Then the position equation can be written

$x(t) = Acos( \omega_0 t - \phi )\,$

By applying the initial conditions (x(0)=x0, u(0)=u0) it is found that

$x_0 = A cos(\phi)\,$

$\frac{u_0}{\omega_0} = A sin(\phi)\,$

If these two equations are squared and summed, then it is found that

$A = \sqrt{x_0^2 + (\frac{u_0}{\omega_0})^2}\,$

And if the difference of the same two equations is found, the result is that

$\phi = tan^{-1}(\frac{u_0}{x_0 \omega_0})\,$

The position equation can also be written as the Real part of the imaginary position equation

$\mathbf{Re} [x(t)] = x(t) = A cos(\omega_0 t - \phi)\,$

Due to euler's rule (e = cosφ + jsinφ), x(t) is of the form

$x(t) = A e^{j(\omega_0 t - \phi)}\,$

Example 1.1

GIVEN: Two springs of stiffness, $s$, and two bodies of mass, $M$

FIND: The natural frequencies of the systems sketched below

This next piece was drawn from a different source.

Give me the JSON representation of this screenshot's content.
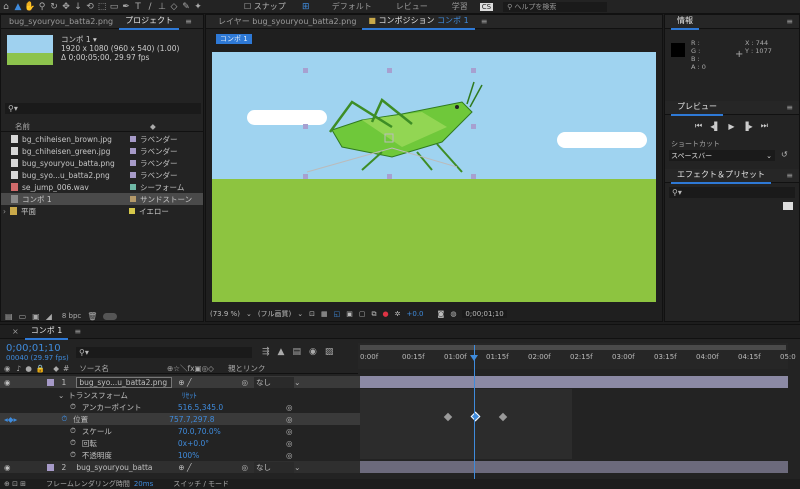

$s_{TOTAL} = s + s \text{ (springs are in parallel)}$

$\omega_{0} = \sqrt{\frac{s_{TOTAL}}{m_{TOTAL}}} = \sqrt{\frac{2s}{M}}$

$\mathbf{f_0} = \frac{\omega_{0}}{2\pi} = \mathbf{\frac{1}{2\pi}\sqrt{\frac{2s}{M}}}$

$\omega_{0} = \sqrt{\frac{s_{TOTAL}}{m_{TOTAL}}} = \sqrt{\frac{s}{2M}}$

$\mathbf{f_0} = \frac{\omega_{0}}{2\pi} = \mathbf{\frac{1}{2\pi}\sqrt{\frac{s}{2M}}}$

$\mathbf{1.}\text{ } s(x_1-x_2) = sx_2$

$\mathbf{2.}\text{ } -s(x_1-x_2) = m \frac{d^2x}{dt^2}$

$\frac{d^2x_1}{dt^2} + \frac{s}{2m}x_1 = 0$

$\omega_0 = \sqrt{\frac{s}{2m}}$

$\mathbf{f_0 = \frac{1}{2\pi}\sqrt{\frac{s}{2m}}}$

$\omega_0=\sqrt{\frac{2s}{m}}$

$\mathbf{f_0 = \frac{1}{2\pi}\sqrt{\frac{2s}{m}}}$

Back to Main page